Front page or Dashboard?
The page you see when not logged in is the Front page of your Moodle site. Unless you decide to force users to log in before they can see anything, you can use your front page as an attractive gateway to your courses and introduction to your organisation. The dashboard is what users will see once logged in, and it’s a customisable page specific to each person. The admin can decide whether to force display of  the dashboard or the front page once logged in, or  give users the choice.

Enrolment or Authentication?
These two terms are often misunderstood and so it’s useful to know the difference. In order to take a course on your Moodle site, a user must first log in or be logged in, and then be allowed access to the course they need to take. The process of getting an account and logging into the Moodle site is called Authentication and there are many ways to to this.

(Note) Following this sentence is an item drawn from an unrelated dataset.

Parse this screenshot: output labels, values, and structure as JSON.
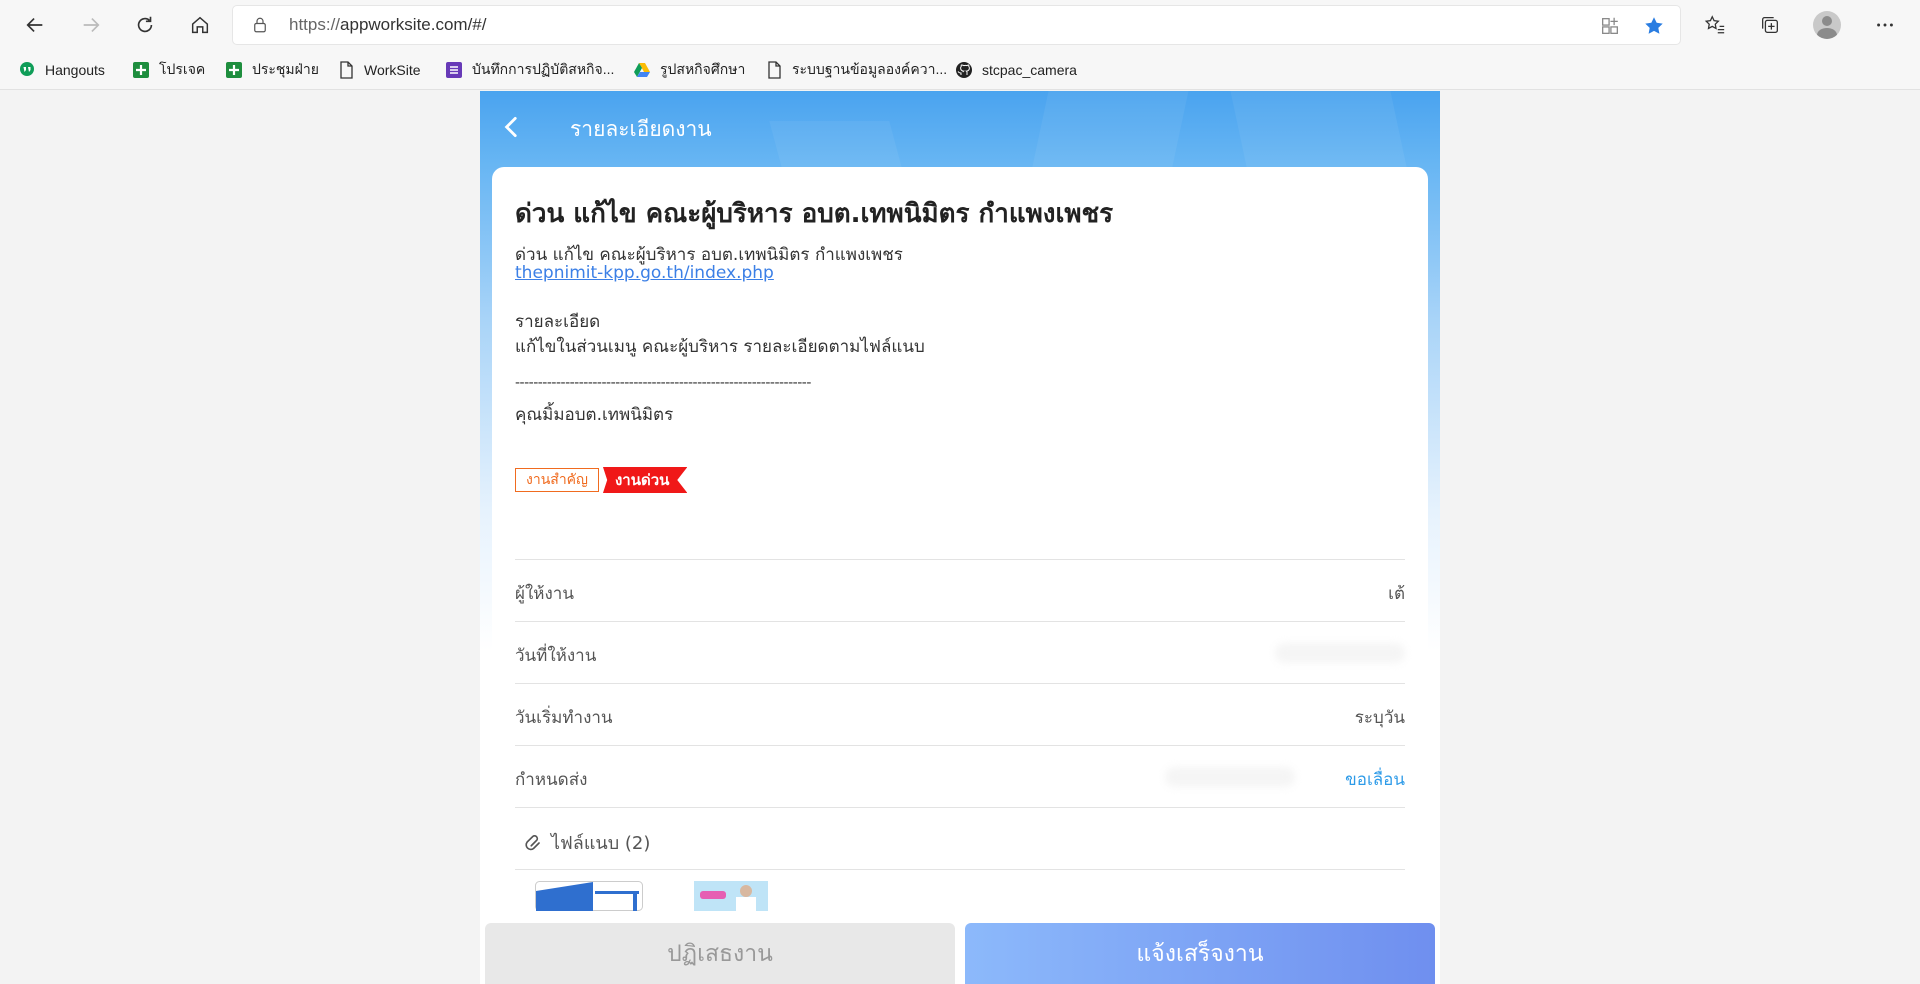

For example, you might allow users to create their own accounts on the site – that’s called Email-based self-registration – or you might make their accounts for them – those are Manual accounts Once on the site, users then need to get into the chosen course and that is Enrolment. Again, there are many different enrolment methods, one popular one being Self enrolment where students click a button to add themselves to the course. If you’re advertising paid-for courses then  Paypal enrolment can assist with the financial aspect.

In Moodle terminology, a Course is the online area where a teacher/instructor/educator adds the learning content for their students. Organisations who find the  ‘course’ unsuitable can change the wording via Language customisation to, for example ‘module’ or ‘learning space’. The layout of a course can be altered by using different Course formats and the display enhanced by the choice of theme.

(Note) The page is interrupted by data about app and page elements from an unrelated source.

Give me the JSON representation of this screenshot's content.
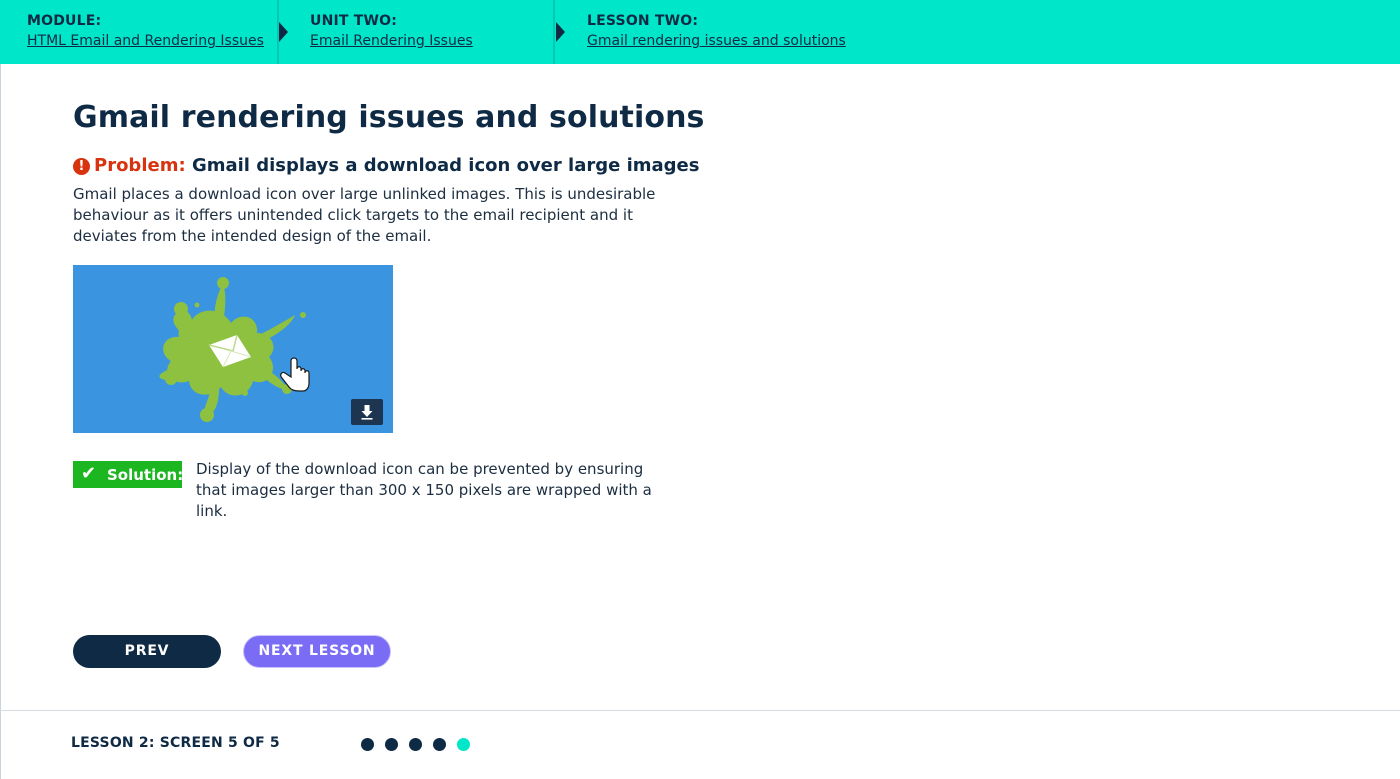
{
  "breadcrumb": {
    "module": {
      "label": "MODULE:",
      "link": "HTML Email and Rendering Issues"
    },
    "unit": {
      "label": "UNIT TWO:",
      "link": "Email Rendering Issues"
    },
    "lesson": {
      "label": "LESSON TWO:",
      "link": "Gmail rendering issues and solutions"
    }
  },
  "page": {
    "title": "Gmail rendering issues and solutions",
    "problem_label": "Problem:",
    "problem_text": "Gmail displays a download icon over large images",
    "description": "Gmail places a download icon over large unlinked images. This is undesirable behaviour as it offers unintended click targets to the email recipient and it deviates from the intended design of the email.",
    "illustration": {
      "icon": "envelope-splat-icon",
      "cursor": "hand-cursor-icon",
      "overlay_icon": "download-icon"
    },
    "solution_label": "Solution:",
    "solution_text": "Display of the download icon can be prevented by ensuring that images larger than 300 x 150 pixels are wrapped with a link."
  },
  "nav": {
    "prev": "PREV",
    "next": "NEXT LESSON"
  },
  "footer": {
    "progress_label": "LESSON 2: SCREEN 5 OF 5",
    "total_screens": 5,
    "current_screen": 5
  },
  "colors": {
    "accent": "#00e6c8",
    "navy": "#0f2a45",
    "problem": "#d7330f",
    "solution": "#1cb620",
    "next_button": "#7b6cf6",
    "illustration_bg": "#3a94e0",
    "splat": "#8fc140"
  }
}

Themes provide a “skin” to completely change the look and feel of your site (or even an individual course). With the standard More theme being highly customisable, and the community offering well over a hundred contributed themes, there’s no excuse for a plain-looking Moodle site!

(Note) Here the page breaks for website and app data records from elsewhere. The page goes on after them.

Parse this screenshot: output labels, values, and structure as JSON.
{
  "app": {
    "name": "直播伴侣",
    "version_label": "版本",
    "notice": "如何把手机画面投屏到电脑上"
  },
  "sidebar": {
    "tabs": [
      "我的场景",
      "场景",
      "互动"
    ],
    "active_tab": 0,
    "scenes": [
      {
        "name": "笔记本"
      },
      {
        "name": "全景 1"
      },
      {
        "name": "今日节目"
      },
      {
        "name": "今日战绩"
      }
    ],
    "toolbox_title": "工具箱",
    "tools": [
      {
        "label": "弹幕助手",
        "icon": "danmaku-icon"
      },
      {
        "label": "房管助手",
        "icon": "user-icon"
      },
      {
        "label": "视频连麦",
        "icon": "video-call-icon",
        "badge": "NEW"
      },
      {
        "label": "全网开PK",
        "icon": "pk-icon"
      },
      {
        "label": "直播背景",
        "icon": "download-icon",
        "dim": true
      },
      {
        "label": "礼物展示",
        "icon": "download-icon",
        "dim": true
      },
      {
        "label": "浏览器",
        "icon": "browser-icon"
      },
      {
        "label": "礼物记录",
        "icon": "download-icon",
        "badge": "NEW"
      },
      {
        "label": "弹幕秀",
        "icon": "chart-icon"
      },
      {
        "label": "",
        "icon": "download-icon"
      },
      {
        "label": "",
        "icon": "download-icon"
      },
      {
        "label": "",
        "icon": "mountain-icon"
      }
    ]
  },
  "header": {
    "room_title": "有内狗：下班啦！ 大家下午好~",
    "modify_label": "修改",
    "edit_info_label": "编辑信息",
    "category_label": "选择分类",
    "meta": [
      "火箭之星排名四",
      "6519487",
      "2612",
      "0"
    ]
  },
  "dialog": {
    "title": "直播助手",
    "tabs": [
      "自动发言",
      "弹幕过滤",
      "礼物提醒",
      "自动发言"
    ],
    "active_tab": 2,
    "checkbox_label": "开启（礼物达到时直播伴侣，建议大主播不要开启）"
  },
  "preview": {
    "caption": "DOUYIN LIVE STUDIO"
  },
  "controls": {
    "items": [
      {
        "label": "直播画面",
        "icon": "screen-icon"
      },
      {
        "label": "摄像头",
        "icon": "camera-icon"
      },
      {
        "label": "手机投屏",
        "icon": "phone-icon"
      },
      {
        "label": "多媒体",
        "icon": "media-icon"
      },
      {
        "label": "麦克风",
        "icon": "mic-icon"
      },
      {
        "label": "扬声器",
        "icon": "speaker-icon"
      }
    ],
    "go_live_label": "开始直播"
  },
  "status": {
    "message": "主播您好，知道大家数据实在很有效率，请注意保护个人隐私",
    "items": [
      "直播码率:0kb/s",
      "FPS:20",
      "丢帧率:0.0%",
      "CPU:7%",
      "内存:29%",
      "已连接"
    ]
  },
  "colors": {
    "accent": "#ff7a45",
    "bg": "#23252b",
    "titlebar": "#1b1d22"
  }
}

Resources, Activities or Blocks?
When adding an item to your course  page, you’ll be presented with the option of adding a resource or an activity. If you click the radio button next to an item it will explain what it does on the right hand side of the Activity chooser. In short, a Resource is a static item that a teacher can use to support learning, such as a file or link, whereas an Activity requires the student to get involved (active) in the course, taking a quiz or uploading an assignment for example. As a general rule, courses with many activities tend to be more engaging than courses with many resources, but Moodle is flexible enough to support both. Alongside (literally!) resources and activities, are Blocks, which can be added to the left or right of any course page. They may also be added to the centre of the dashboard. They enhance learning and course management by providing additional features such as the display of Activity results.

Moodle is provided freely as Open Source software, under the GNU General Public License. Anyone can adapt, extend or modify Moodle for both commercial and non-commercial projects without any licensing fees and benefit from the cost-efficiencies, flexibility and other advantages of using Moodle. However, some people might prefer to hand over the hassle of installing and maintaining Moodle to an official Moodle services provider, known as a Partner.  Moodle Partners have been certified by Moodle to provide quality, expert services. Moodle Partners contribute 10% of their earnings to support the development and maintenance of the Moodle project. They can provide customisations to and beyond the standard features, enabling you to have a tailor-made Moodle site unique to you.